This series was filmed in Sweden, which makes for some beautiful location shooting. The sets are contrasted with some grim social rot in Swedish society, as exemplified by the gritty portrayal of Ystad society. Wallander's crew, all British actors, provide low-key support to Branagh's haggard and unshaven lead detective. His personal suffering over each case and over a personal life seemingly in shambles, imparts a gray tone to the stories that may be unsettling to some viewers. However, the stories are intricately plotted and thrillingly concluded; Branagh carries the day in a fascinating portrayal. This series is very highly recommended to fans of PBS Masterpiece Mystery looking for something different in a police procedural.
Like many of the better installments on PBS's Masterpiece Mystery, there is an intelligence here, and a deliberate choice of substance over flash. It makes for mystery as much about the characters as the plot. The tone is somber, and Branagh gives a subtle performance of a detective throwing himself in his work, because he's numb from events in his private life. Wallander appears to almost sleepwalk through his life when we first get acquainted with him. He feels responsible for a young girl's horrific death in the opening moments of Sidetracked, which sets the tone for the series. The image of her setting herself on fire in a field haunts him and drives him to discover why.
Meanwhile, the director slowly shows Wallander's private life. He lives with his grown daughter, who basically takes care of him when he comes home because he's a mess. Emotionally frozen from events in his real life, picking up the phone at home is a big deal for him, because it is someone who knows him, rather than about work. He is an excellent detective, yet nearly paralyzed outside the lines which form that perimeter. Each installment is balanced by a riveting mystery and layers of Wallander's private life are slowly pealed away. In Firewall, for instance, his daughter Linda (Jeany Spark) attempts to get him to "move on" after his marriage has failed by enrolling him in an internet dating site. At the same time, the murder of a taxi driver by two young girls and ominous words about it not even mattering lead him to a plot that will create utter chaos around the globe if he can't put a stop to it. How these two stories intersect is poignant and devastating for Wallander and the viewer.

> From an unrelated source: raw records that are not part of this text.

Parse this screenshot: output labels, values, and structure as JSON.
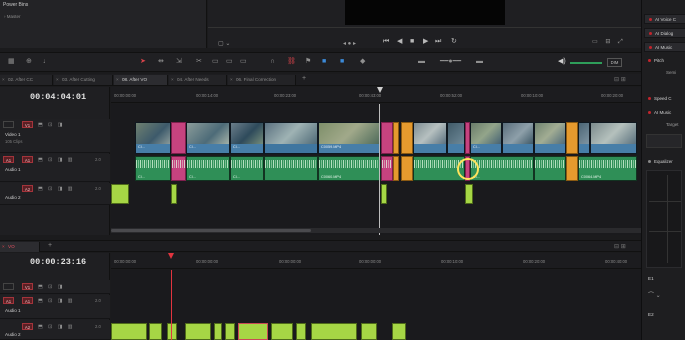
{
  "power_bins": {
    "title": "Power Bins",
    "master": "Master"
  },
  "viewer": {
    "transport_icons": [
      "skip-back-icon",
      "step-back-icon",
      "stop-icon",
      "play-icon",
      "step-forward-icon",
      "loop-icon"
    ]
  },
  "right_panel": {
    "items": [
      {
        "label": "AI Voice C",
        "boxed": true
      },
      {
        "label": "AI Dialog",
        "boxed": true
      },
      {
        "label": "AI Music",
        "boxed": true
      },
      {
        "label": "Pitch",
        "boxed": false
      },
      {
        "label": "Semi",
        "boxed": false
      },
      {
        "label": "Speed C",
        "boxed": false
      },
      {
        "label": "AI Music",
        "boxed": false
      },
      {
        "label": "Target",
        "boxed": false
      },
      {
        "label": "Equalizer",
        "boxed": false
      }
    ],
    "numbers": [
      "E1",
      "E2"
    ]
  },
  "toolbar": {
    "zoom_label": "DIM"
  },
  "tabs": [
    {
      "label": "02. After CC",
      "active": false
    },
    {
      "label": "03. After Cutting",
      "active": false
    },
    {
      "label": "08. After VO",
      "active": true
    },
    {
      "label": "04. After Needs",
      "active": false
    },
    {
      "label": "06. Final Correction",
      "active": false
    }
  ],
  "timeline1": {
    "timecode": "00:04:04:01",
    "ruler": [
      "00:00:00:00",
      "00:00:14:00",
      "00:00:23:00",
      "00:00:43:00",
      "00:00:52:00",
      "00:00:10:00",
      "00:00:20:00"
    ],
    "tracks": {
      "v1": {
        "badge": "V1",
        "name": "Video 1",
        "sub": "105 Clips"
      },
      "a1": {
        "badge": "A1",
        "name": "Audio 1",
        "level": "2.0"
      },
      "a2": {
        "badge": "A2",
        "name": "Audio 2",
        "level": "2.0"
      }
    },
    "clip_labels": [
      "Cl...",
      "Cl...",
      "Cl...",
      "C0059.MP4",
      "C0060.MP4",
      "Cl...",
      "C0064.MP4"
    ]
  },
  "timeline2": {
    "tab_label": "VO",
    "timecode": "00:00:23:16",
    "ruler": [
      "00:00:00:00",
      "00:00:00:00",
      "00:00:00:00",
      "00:00:00:00",
      "00:00:10:00",
      "00:00:20:00",
      "00:00:40:00"
    ],
    "tracks": {
      "v1": {
        "badge": "V1"
      },
      "a1": {
        "badge": "A1",
        "name": "Audio 1",
        "level": "2.0"
      },
      "a2": {
        "badge": "A2",
        "name": "Audio 2",
        "level": "2.0"
      }
    }
  },
  "colors": {
    "video_clip": "#477ea8",
    "audio_clip": "#2f8f57",
    "marker_pink": "#c6437f",
    "marker_orange": "#e59a2e",
    "vo_clip": "#a6d645",
    "playhead": "#e2343f"
  }
}
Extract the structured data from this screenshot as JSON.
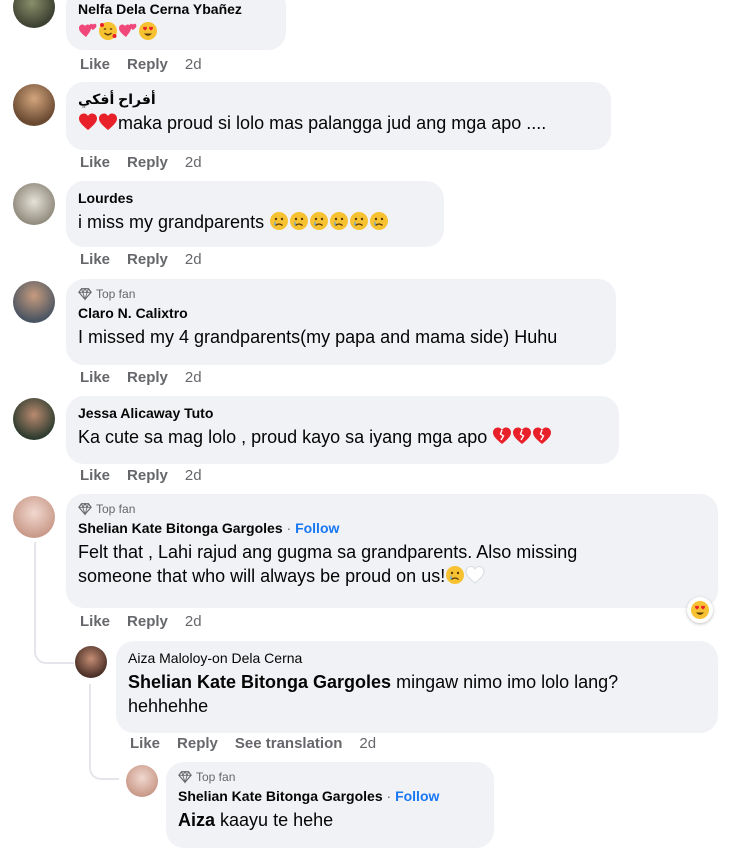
{
  "icons": {
    "top_fan": "diamond-icon",
    "heart": "red-heart",
    "crying": "crying-face",
    "hug": "care-reaction"
  },
  "colors": {
    "bubble_bg": "#f0f2f5",
    "action_text": "#65676b",
    "link_blue": "#1877f2"
  },
  "labels": {
    "like": "Like",
    "reply": "Reply",
    "see_translation": "See translation",
    "follow": "Follow",
    "top_fan": "Top fan"
  },
  "comments": [
    {
      "name": "Nelfa Dela Cerna Ybañez",
      "text": "",
      "time": "2d"
    },
    {
      "name": "أفراح أفكي",
      "text": "maka proud si lolo mas palangga jud ang mga apo ....",
      "time": "2d"
    },
    {
      "name": "Lourdes",
      "text": "i miss my grandparents",
      "time": "2d"
    },
    {
      "name": "Claro N. Calixtro",
      "text": "I missed my 4 grandparents(my papa and mama side) Huhu",
      "time": "2d"
    },
    {
      "name": "Jessa Alicaway Tuto",
      "text": "Ka cute sa mag lolo , proud kayo sa iyang mga apo",
      "time": "2d"
    },
    {
      "name": "Shelian Kate Bitonga Gargoles",
      "text_line1": "Felt that , Lahi rajud ang gugma sa grandparents. Also missing",
      "text_line2": "someone that who will always be proud on us!",
      "time": "2d"
    },
    {
      "name": "Aiza Maloloy-on Dela Cerna",
      "mention": "Shelian Kate Bitonga Gargoles",
      "text_line1": "mingaw nimo imo lolo lang?",
      "text_line2": "hehhehhe",
      "time": "2d"
    },
    {
      "name": "Shelian Kate Bitonga Gargoles",
      "mention": "Aiza",
      "text": "kaayu te hehe"
    }
  ]
}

Wallander's relationships with his daughter, his artistic father who may have deeper problems than he realized and many other things round out a portrait of a man who is his work because it's all he has to hang on to. Branagh is magnificent as he is rumpled in his interior rather than his exterior, and manages to convey this. The mysteries are deeply involving and intelligent, and a cast which includes Sarah Smart, Sadie Shimmin, Tom Hiddleston, and Tom Beard are well played. But there is no doubt this is Branagh's show, as this is about Wallander. The direction and look of the show fit with the character of Wallander so that he seems to fit into this world. Or is it that this is how his world is? It may not grab those looking for flash, but those who find intelligence and character development in their mysteries preferable will eat this up. A fine installment of PBS's Masterpiece Mystery.